▶ BRIEF: Once every line below has been checked for "MENU", give only the number of lines that have it.

▶ RECORD EXCERPTS:
########################################

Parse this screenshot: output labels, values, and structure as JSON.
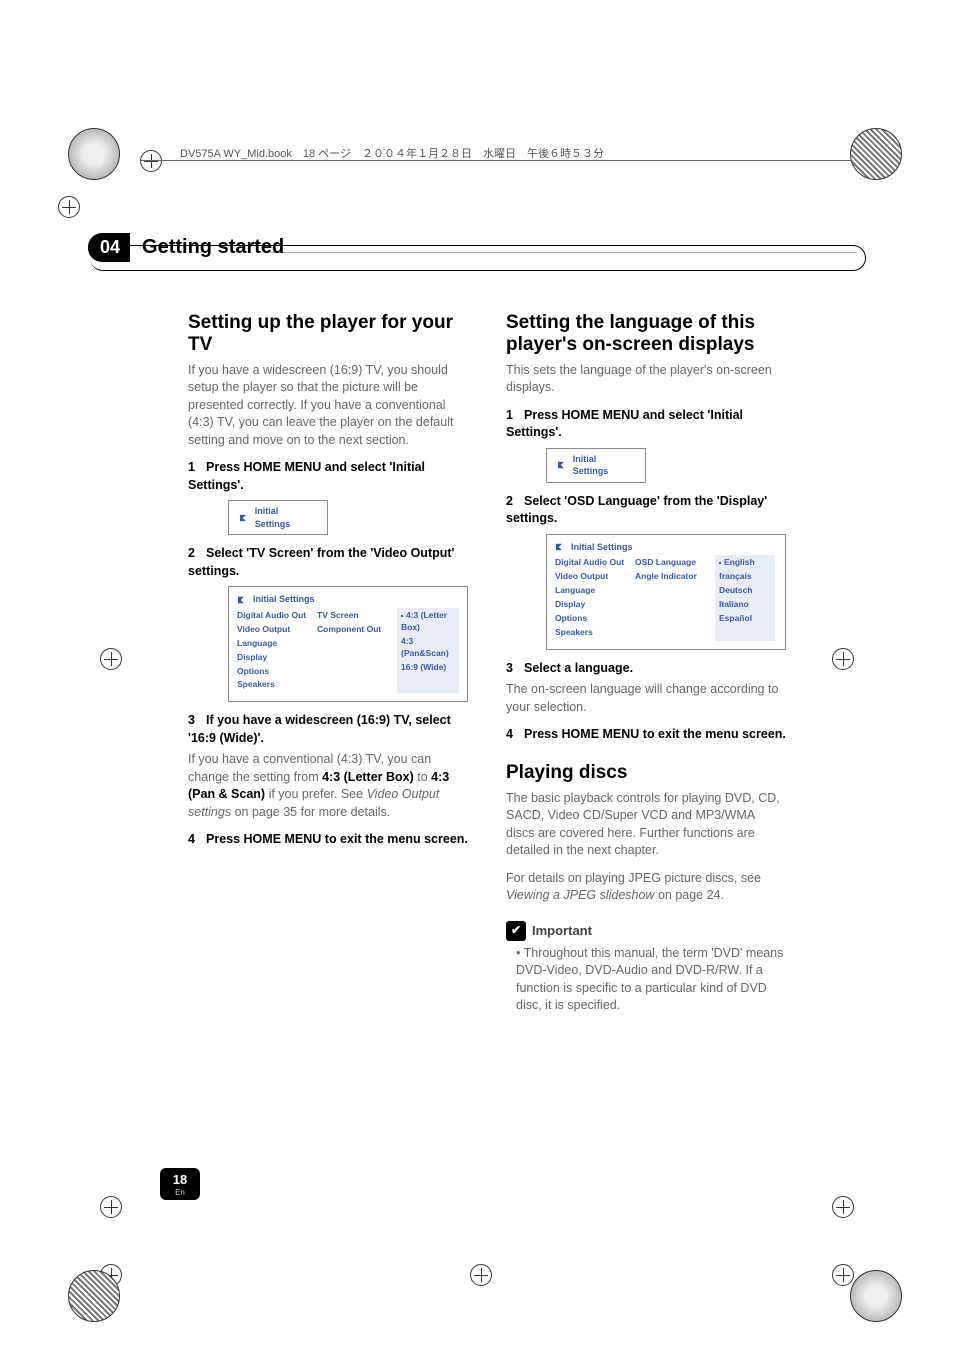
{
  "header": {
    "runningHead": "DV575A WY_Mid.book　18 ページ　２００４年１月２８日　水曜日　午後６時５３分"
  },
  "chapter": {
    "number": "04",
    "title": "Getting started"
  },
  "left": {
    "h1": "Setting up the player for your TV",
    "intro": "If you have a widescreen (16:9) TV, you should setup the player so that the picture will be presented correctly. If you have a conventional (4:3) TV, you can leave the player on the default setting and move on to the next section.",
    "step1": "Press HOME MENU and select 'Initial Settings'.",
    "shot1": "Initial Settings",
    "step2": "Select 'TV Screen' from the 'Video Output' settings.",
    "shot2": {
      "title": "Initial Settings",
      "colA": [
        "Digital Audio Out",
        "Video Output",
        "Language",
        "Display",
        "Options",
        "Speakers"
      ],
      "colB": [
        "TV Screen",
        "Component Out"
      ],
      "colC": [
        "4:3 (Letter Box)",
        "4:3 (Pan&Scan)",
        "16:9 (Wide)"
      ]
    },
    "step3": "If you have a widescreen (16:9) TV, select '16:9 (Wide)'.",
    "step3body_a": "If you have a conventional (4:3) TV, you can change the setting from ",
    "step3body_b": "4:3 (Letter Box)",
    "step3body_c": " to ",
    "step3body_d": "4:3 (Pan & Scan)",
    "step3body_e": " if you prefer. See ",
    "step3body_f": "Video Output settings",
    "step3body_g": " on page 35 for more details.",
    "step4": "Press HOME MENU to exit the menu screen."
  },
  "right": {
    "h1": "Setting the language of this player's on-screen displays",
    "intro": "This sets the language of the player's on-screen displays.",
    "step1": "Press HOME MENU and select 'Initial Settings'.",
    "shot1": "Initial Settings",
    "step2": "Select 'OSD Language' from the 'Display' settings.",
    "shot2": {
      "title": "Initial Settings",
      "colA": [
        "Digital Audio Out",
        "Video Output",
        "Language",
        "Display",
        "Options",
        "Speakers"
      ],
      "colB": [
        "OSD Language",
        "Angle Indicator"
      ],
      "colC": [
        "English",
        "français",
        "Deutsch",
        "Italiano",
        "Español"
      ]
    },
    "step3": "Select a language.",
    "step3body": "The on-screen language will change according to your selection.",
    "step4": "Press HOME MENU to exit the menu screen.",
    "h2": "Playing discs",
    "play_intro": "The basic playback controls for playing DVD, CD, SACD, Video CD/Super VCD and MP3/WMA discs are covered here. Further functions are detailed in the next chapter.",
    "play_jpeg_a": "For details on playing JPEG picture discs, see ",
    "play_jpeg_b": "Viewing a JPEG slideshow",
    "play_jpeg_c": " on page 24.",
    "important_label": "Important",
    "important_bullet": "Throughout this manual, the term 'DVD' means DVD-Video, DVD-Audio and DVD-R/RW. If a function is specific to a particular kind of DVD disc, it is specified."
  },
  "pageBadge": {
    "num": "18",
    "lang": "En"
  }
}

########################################

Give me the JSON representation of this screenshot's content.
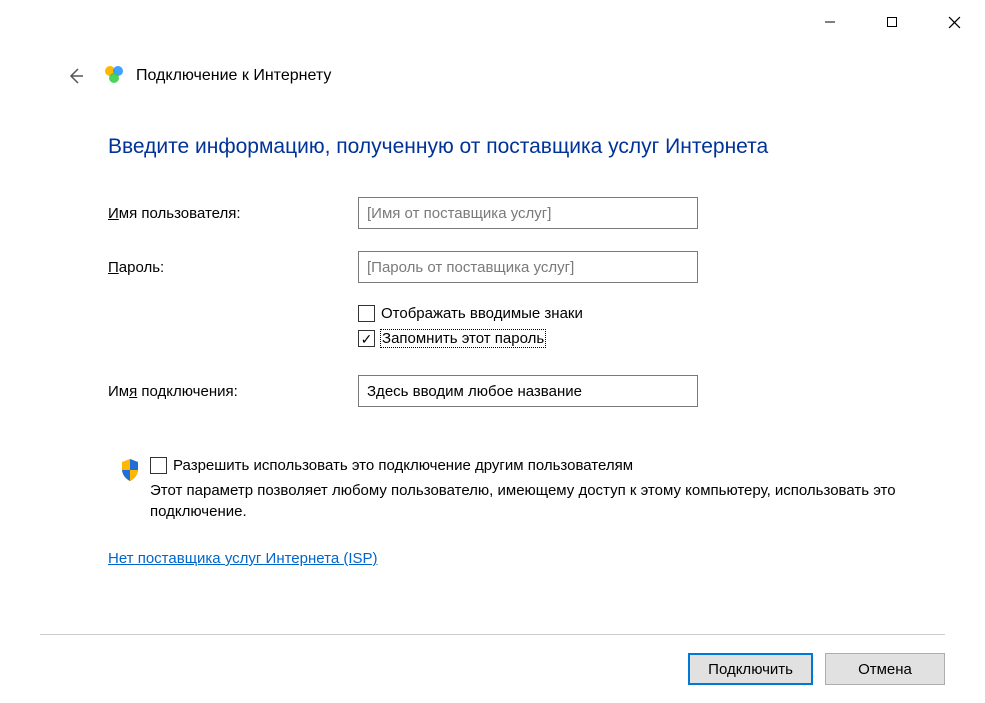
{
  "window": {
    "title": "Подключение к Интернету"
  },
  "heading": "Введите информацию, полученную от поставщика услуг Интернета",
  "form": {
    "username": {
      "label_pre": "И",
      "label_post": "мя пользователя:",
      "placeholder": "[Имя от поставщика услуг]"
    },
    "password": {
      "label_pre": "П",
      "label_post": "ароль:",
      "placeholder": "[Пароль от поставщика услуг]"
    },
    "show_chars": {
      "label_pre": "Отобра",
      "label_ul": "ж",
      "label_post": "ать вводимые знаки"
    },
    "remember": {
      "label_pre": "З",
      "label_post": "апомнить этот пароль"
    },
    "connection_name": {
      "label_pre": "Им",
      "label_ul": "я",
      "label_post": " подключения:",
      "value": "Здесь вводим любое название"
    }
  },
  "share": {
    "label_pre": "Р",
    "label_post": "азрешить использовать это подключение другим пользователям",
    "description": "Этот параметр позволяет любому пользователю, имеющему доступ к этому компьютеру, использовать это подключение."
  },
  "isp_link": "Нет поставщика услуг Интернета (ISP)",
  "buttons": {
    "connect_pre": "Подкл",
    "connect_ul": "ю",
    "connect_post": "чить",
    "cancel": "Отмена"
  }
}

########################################

▶ OUTPUT FOR THIS EXERCISE: 4